Let's take this apart piece by piece.

Higher loss provisions were the primary reason that industry earnings for the quarter totaled only $19.3 billion, compared to $35.6 billion a year earlier.

In other words, losses nearly cut earnings in half on a year over year basis. That's a very sharp reduction.

FDIC-insured commercial banks and savings institutions set aside $37.1 billion in loan-loss provisions during the quarter, more than four times the $9.2 billion set aside in first quarter 2007.

Financial institutions are anticipating far more losses - nearly four times as much -- than they were a year ago. That indicates the credit quality of the underlying loans is cratering.

Provisions absorbed 24 percent of the industry's net operating revenue (net interest income plus total noninterest income) in the quarter, compared to only 6 percent in the first quarter of 2007.

Loan loss provisions now consume four times the industry's net operating income. That's a huge year over year increase.

The average return on assets (ROA) was 0.59 percent, falling from 1.20 percent in first quarter 2007. The first quarter's ROA is the second-lowest since fourth quarter 1991.

The industry's return on assets is almost 50% lower on a year over year basis. Again -- that's a precipitous drop in a short time.

The downward trend in profitability was relatively broad: slightly more than half of all insured institutions (50.4 percent) reported year-over-year declines in quarterly earnings. However, the brunt of the earnings decline was borne by larger institutions. Almost two out of every three institutions with more than $10 billion in assets (62.4 percent) reported lower net income in the first quarter, and four large institutions accounted for more than half of the $16.3-billion decline in industry net income.

This is a very troubling development. If a large institution fails it will send a ripple effect through the entire financial industry.

So, the short version of the FDIC report is clear: the financial industry is still in serious trouble.

I want to caution, we're nowhere near meltdown mode. There is no panic, not should there be one. The sector is still working. However, instead of being able to get to fifth gear it can only get to second gear.

Let's look at two charts for the industry.

The XLFs represent the large financial institutions. On the yearly chart, notice the clear down up down pattern. Prices have continually moved through support to make new lows. Prices have been in a clear downward trajectory for the last year indicating this problem has been around for some time.

On the three month chart, notice the following:

-- Prices are below the 200 day exponential moving average (EMA)

-- All the EMAs are moving lower

-- The shorter EMAs are below the longer EMAs

-- Prices are below all the EMAs

This is a bearish chart, plain and simple.

The year-long regional bank chart is just as bad as the XLFs (unless you're shorting the market). Prices have continually moved lower, breaking through resistance to make new lows.

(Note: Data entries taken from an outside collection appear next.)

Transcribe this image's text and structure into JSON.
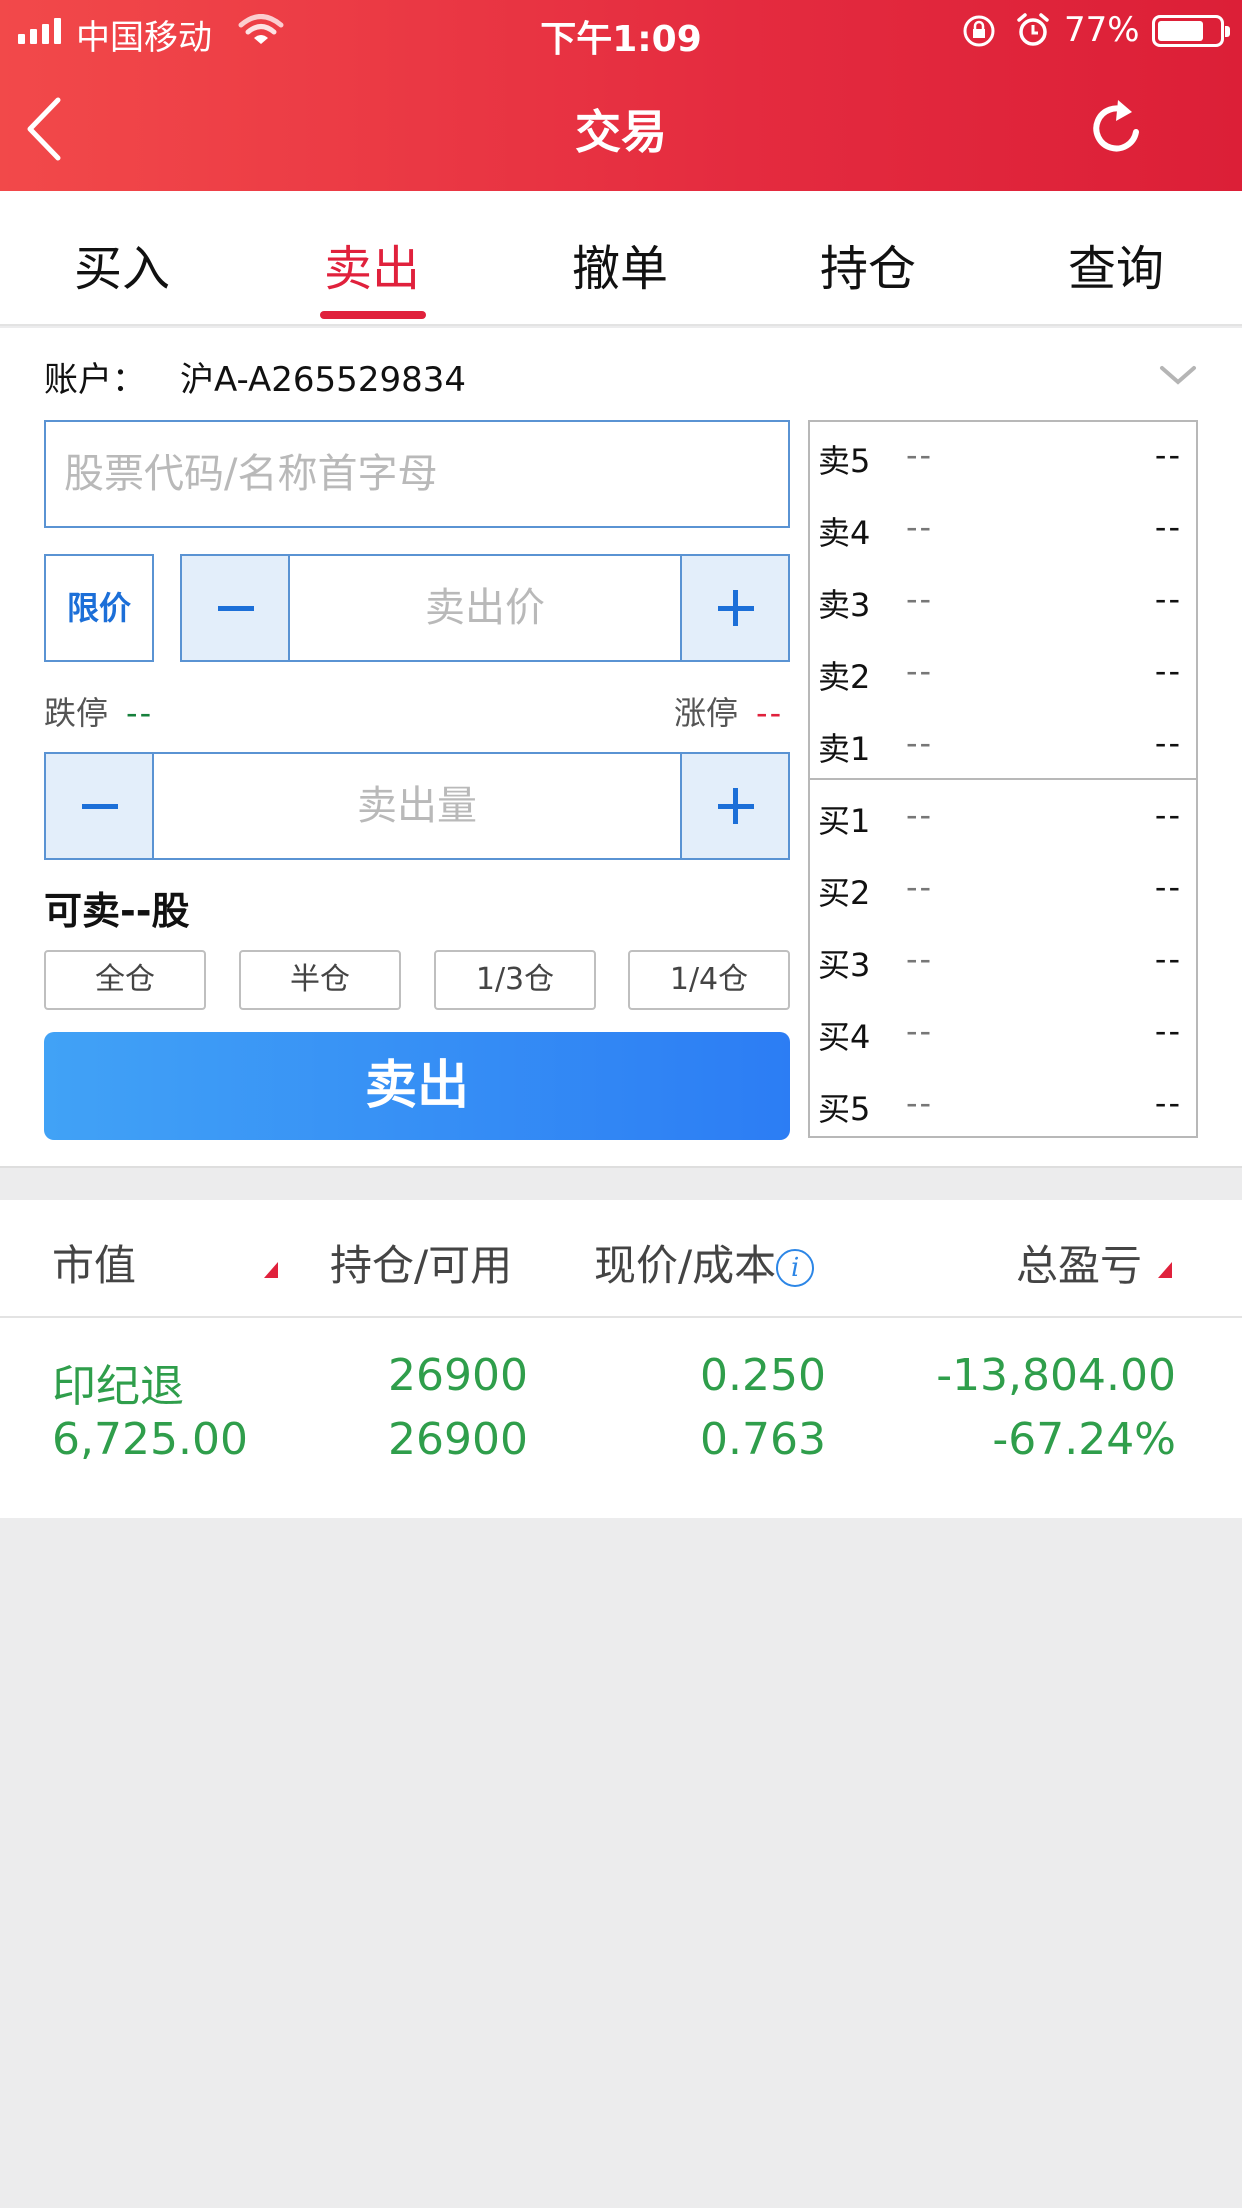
{
  "status": {
    "carrier": "中国移动",
    "time": "下午1:09",
    "battery_pct": "77%",
    "battery_level": 0.77
  },
  "nav": {
    "title": "交易"
  },
  "tabs": [
    {
      "label": "买入",
      "active": false
    },
    {
      "label": "卖出",
      "active": true
    },
    {
      "label": "撤单",
      "active": false
    },
    {
      "label": "持仓",
      "active": false
    },
    {
      "label": "查询",
      "active": false
    }
  ],
  "account": {
    "label": "账户：",
    "value": "沪A-A265529834"
  },
  "form": {
    "code_placeholder": "股票代码/名称首字母",
    "price_type": "限价",
    "price_placeholder": "卖出价",
    "limit_down_label": "跌停",
    "limit_down_value": "--",
    "limit_up_label": "涨停",
    "limit_up_value": "--",
    "qty_placeholder": "卖出量",
    "sellable": "可卖--股",
    "ratios": [
      "全仓",
      "半仓",
      "1/3仓",
      "1/4仓"
    ],
    "submit_label": "卖出"
  },
  "order_book": {
    "asks": [
      {
        "label": "卖5",
        "price": "--",
        "volume": "--"
      },
      {
        "label": "卖4",
        "price": "--",
        "volume": "--"
      },
      {
        "label": "卖3",
        "price": "--",
        "volume": "--"
      },
      {
        "label": "卖2",
        "price": "--",
        "volume": "--"
      },
      {
        "label": "卖1",
        "price": "--",
        "volume": "--"
      }
    ],
    "bids": [
      {
        "label": "买1",
        "price": "--",
        "volume": "--"
      },
      {
        "label": "买2",
        "price": "--",
        "volume": "--"
      },
      {
        "label": "买3",
        "price": "--",
        "volume": "--"
      },
      {
        "label": "买4",
        "price": "--",
        "volume": "--"
      },
      {
        "label": "买5",
        "price": "--",
        "volume": "--"
      }
    ]
  },
  "holdings": {
    "headers": {
      "market_value": "市值",
      "position": "持仓/可用",
      "price_cost": "现价/成本",
      "total_pl": "总盈亏"
    },
    "rows": [
      {
        "name": "印纪退",
        "market_value": "6,725.00",
        "position": "26900",
        "available": "26900",
        "price": "0.250",
        "cost": "0.763",
        "pl": "-13,804.00",
        "pl_pct": "-67.24%"
      }
    ]
  },
  "colors": {
    "brand_red": "#e0213c",
    "accent_blue": "#2c7df4",
    "gain_green": "#2f9e4b"
  }
}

-- Prices are below the 200 day exponential moving average (EMA)

-- All the EMAs are moving lower

-- The shorter EMAs are below the longer EMAs

-- Prices are below all the EMAs

This is a bearish chart, plain and simple.

So, the short version of all this is simple. The financial sector is hurting from all the bad loans it has written over the last decade. Now the sector is paying the price in the form of lower earnings, lower stock prices and higher loan loss reserves. Considering the amount of bad debt in the system, we won't see the end of this for some time. That's what the overall market realized last week: this will be with us for awhile.